cook islands

In early July 2017, we sailed to Rarotonga in the Cook Islands. The island is only 32 km (20 mi) in circumference, and completely encircled by a reef. The only safe harbor is Avatiu, but it is open to the North.

There is no anchoring here, the only option is to med-moor to the harbour wall. There is a washroom and showers nearby. There is a propane refill station close to the main harbour, and it's possible to get a SIM card from Bluesky for internet.

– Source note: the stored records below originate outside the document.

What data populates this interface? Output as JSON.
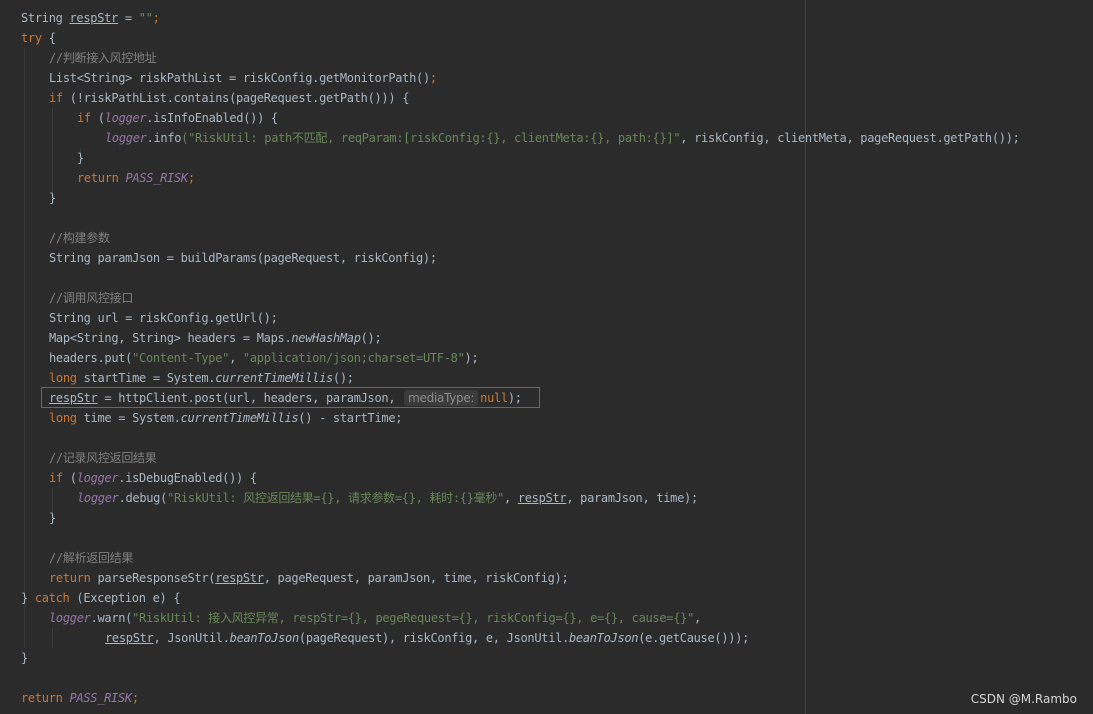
{
  "code": {
    "l1_type": "String",
    "l1_var": "respStr",
    "l1_assign": " = ",
    "l1_val": "\"\"",
    "l2_try": "try",
    "l2_brace": " {",
    "l3_comment": "//判断接入风控地址",
    "l4_a": "List",
    "l4_b": "<String>",
    "l4_c": " riskPathList = riskConfig.getMonitorPath",
    "l4_d": "()",
    "l5_if": "if",
    "l5_a": " (!riskPathList.contains",
    "l5_b": "(",
    "l5_c": "pageRequest.getPath",
    "l5_d": "()))",
    "l5_e": " {",
    "l6_if": "if",
    "l6_a": " (",
    "l6_logger": "logger",
    "l6_b": ".isInfoEnabled",
    "l6_c": "()) {",
    "l7_logger": "logger",
    "l7_a": ".info",
    "l7_str": "(\"RiskUtil: path不匹配, reqParam:[riskConfig:{}, clientMeta:{}, path:{}]\"",
    "l7_b": ", riskConfig, clientMeta, pageRequest.getPath",
    "l7_c": "());",
    "l8_close": "}",
    "l9_return": "return",
    "l9_const": "PASS_RISK",
    "l10_close": "}",
    "l12_comment": "//构建参数",
    "l13": "String paramJson = buildParams(pageRequest, riskConfig);",
    "l15_comment": "//调用风控接口",
    "l16": "String url = riskConfig.getUrl();",
    "l17_a": "Map",
    "l17_b": "<String, String>",
    "l17_c": " headers = Maps.",
    "l17_d": "newHashMap",
    "l17_e": "();",
    "l18_a": "headers.put(",
    "l18_s1": "\"Content-Type\"",
    "l18_b": ", ",
    "l18_s2": "\"application/json;charset=UTF-8\"",
    "l18_c": ");",
    "l19_long": "long",
    "l19_a": " startTime = System.",
    "l19_b": "currentTimeMillis",
    "l19_c": "();",
    "l20_var": "respStr",
    "l20_a": " = httpClient.post(url, headers, paramJson, ",
    "l20_hint": "mediaType:",
    "l20_null": "null",
    "l20_b": ");",
    "l21_long": "long",
    "l21_a": " time = System.",
    "l21_b": "currentTimeMillis",
    "l21_c": "() - startTime;",
    "l23_comment": "//记录风控返回结果",
    "l24_if": "if",
    "l24_a": " (",
    "l24_logger": "logger",
    "l24_b": ".isDebugEnabled",
    "l24_c": "()) {",
    "l25_logger": "logger",
    "l25_a": ".debug(",
    "l25_str": "\"RiskUtil: 风控返回结果={}, 请求参数={}, 耗时:{}毫秒\"",
    "l25_b": ", ",
    "l25_var": "respStr",
    "l25_c": ", paramJson, time);",
    "l26_close": "}",
    "l28_comment": "//解析返回结果",
    "l29_return": "return",
    "l29_a": " parseResponseStr(",
    "l29_var": "respStr",
    "l29_b": ", pageRequest, paramJson, time, riskConfig);",
    "l30_a": "} ",
    "l30_catch": "catch",
    "l30_b": " (Exception e) {",
    "l31_logger": "logger",
    "l31_a": ".warn(",
    "l31_str": "\"RiskUtil: 接入风控异常, respStr={}, pegeRequest={}, riskConfig={}, e={}, cause={}\"",
    "l31_b": ",",
    "l32_var": "respStr",
    "l32_a": ", JsonUtil.",
    "l32_b": "beanToJson",
    "l32_c": "(pageRequest), riskConfig, e, JsonUtil.",
    "l32_d": "beanToJson",
    "l32_e": "(e.getCause()));",
    "l33_close": "}",
    "l35_return": "return",
    "l35_const": "PASS_RISK",
    "l35_semi": ";"
  },
  "watermark": "CSDN @M.Rambo"
}
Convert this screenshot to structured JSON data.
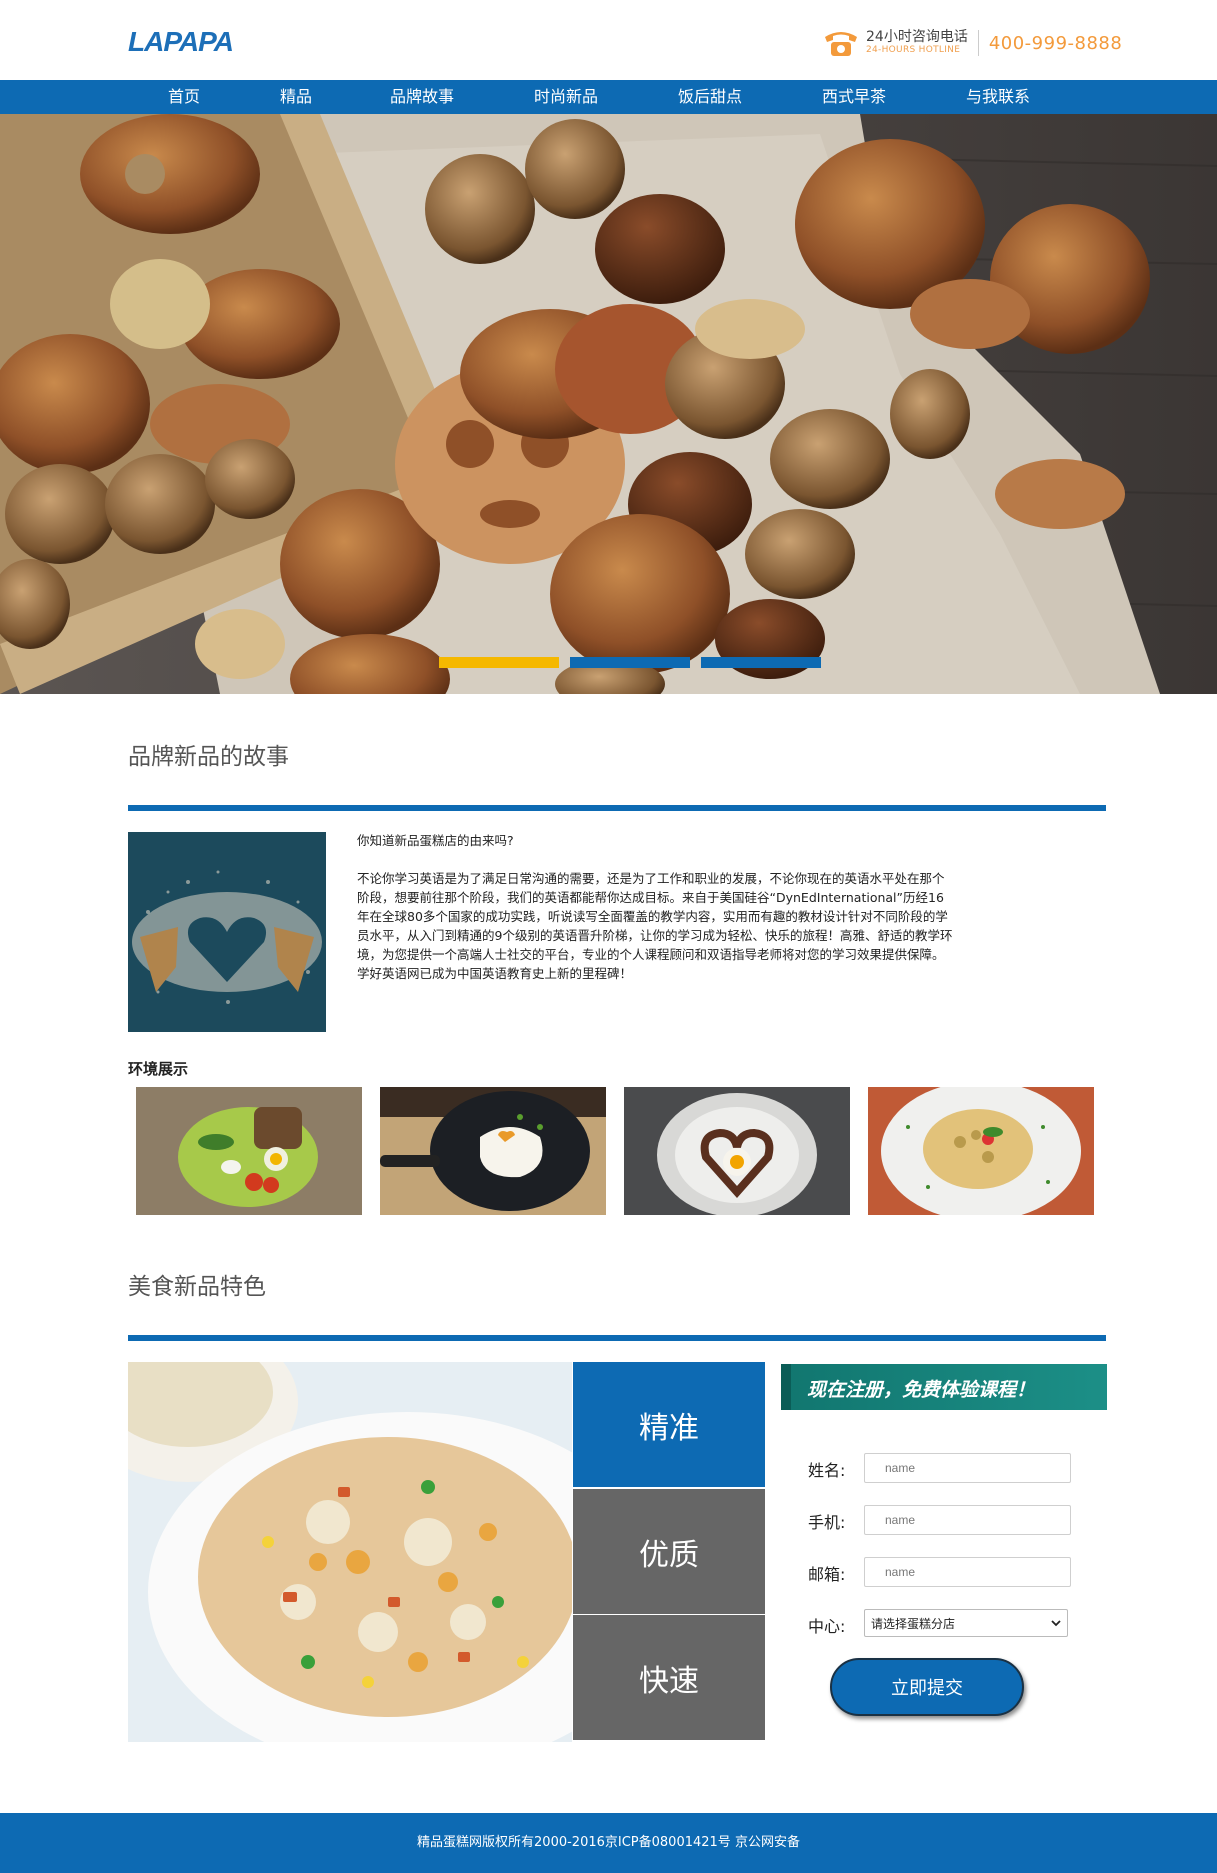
{
  "header": {
    "logo_text": "LAPAPA",
    "hotline_label": "24小时咨询电话",
    "hotline_label_en": "24-HOURS HOTLINE",
    "hotline_number": "400-999-8888",
    "phone_icon": "telephone-icon"
  },
  "nav": {
    "items": [
      "首页",
      "精品",
      "品牌故事",
      "时尚新品",
      "饭后甜点",
      "西式早茶",
      "与我联系"
    ]
  },
  "banner": {
    "slides_count": 3,
    "active_slide": 1,
    "active_color": "#f5b800",
    "inactive_color": "#0d6ab3"
  },
  "story": {
    "title": "品牌新品的故事",
    "question": "你知道新品蛋糕店的由来吗?",
    "body": "不论你学习英语是为了满足日常沟通的需要，还是为了工作和职业的发展，不论你现在的英语水平处在那个阶段，想要前往那个阶段，我们的英语都能帮你达成目标。来自于美国硅谷“DynEdInternational”历经16年在全球80多个国家的成功实践，听说读写全面覆盖的教学内容，实用而有趣的教材设计针对不同阶段的学员水平，从入门到精通的9个级别的英语晋升阶梯，让你的学习成为轻松、快乐的旅程！高雅、舒适的教学环境，为您提供一个高端人士社交的平台，专业的个人课程顾问和双语指导老师将对您的学习效果提供保障。学好英语网已成为中国英语教育史上新的里程碑！"
  },
  "environment": {
    "title": "环境展示"
  },
  "features": {
    "title": "美食新品特色",
    "boxes": [
      {
        "label": "精准",
        "color": "#0d6ab3"
      },
      {
        "label": "优质",
        "color": "#666666"
      },
      {
        "label": "快速",
        "color": "#666666"
      }
    ]
  },
  "signup": {
    "banner_text": "现在注册，免费体验课程！",
    "name_label": "姓名:",
    "phone_label": "手机:",
    "email_label": "邮箱:",
    "center_label": "中心:",
    "name_placeholder": "name",
    "phone_placeholder": "name",
    "email_placeholder": "name",
    "center_selected": "请选择蛋糕分店",
    "submit_label": "立即提交"
  },
  "footer": {
    "copyright": "精品蛋糕网版权所有2000-2016京ICP备08001421号 京公网安备"
  }
}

Avatiu port is very small, and mostly occupied by cargo ships. One day, one came in and its stern came very close to our bow. Sometimes they ask sailboats to move to allow the ships to dock, but they did not ask us. We wish they had. By the time the ship was here, we had our stern right near the pier and could not back any further. Rekka sat at the bow, waving to the people aboard the ship. All was fine in the end, but it was stressful to have something that big right in front of you.

Almost every day, kids would come and dive at the pier where we were moored. They liked to hang from our stern lines, and to sit on them. One time, a boy accidentally undid one of our ropes—oops, glad we were onboard to see it happen.

We cycled around Rarotonga, the south side of the island has nice roads, but the east side isn't as nice, and most of the north part of the island is dotted with resorts. We enjoyed the ride anyway, stopping at a beach to enjoy the salt air and sun.

We left Rarotonga in mid July to sail to niue. We hoped to go travel to other islands in the Cooks, but many are atolls with shallow entrances—too shallow for pino's 1.9 m (6.3 ft) draft. We did not want to risk anchoring in the ocean, especially not in an area prone to violent squalls. A fellow sailor lost their boat to a reef in Manihiki, after anchoring outside for the night.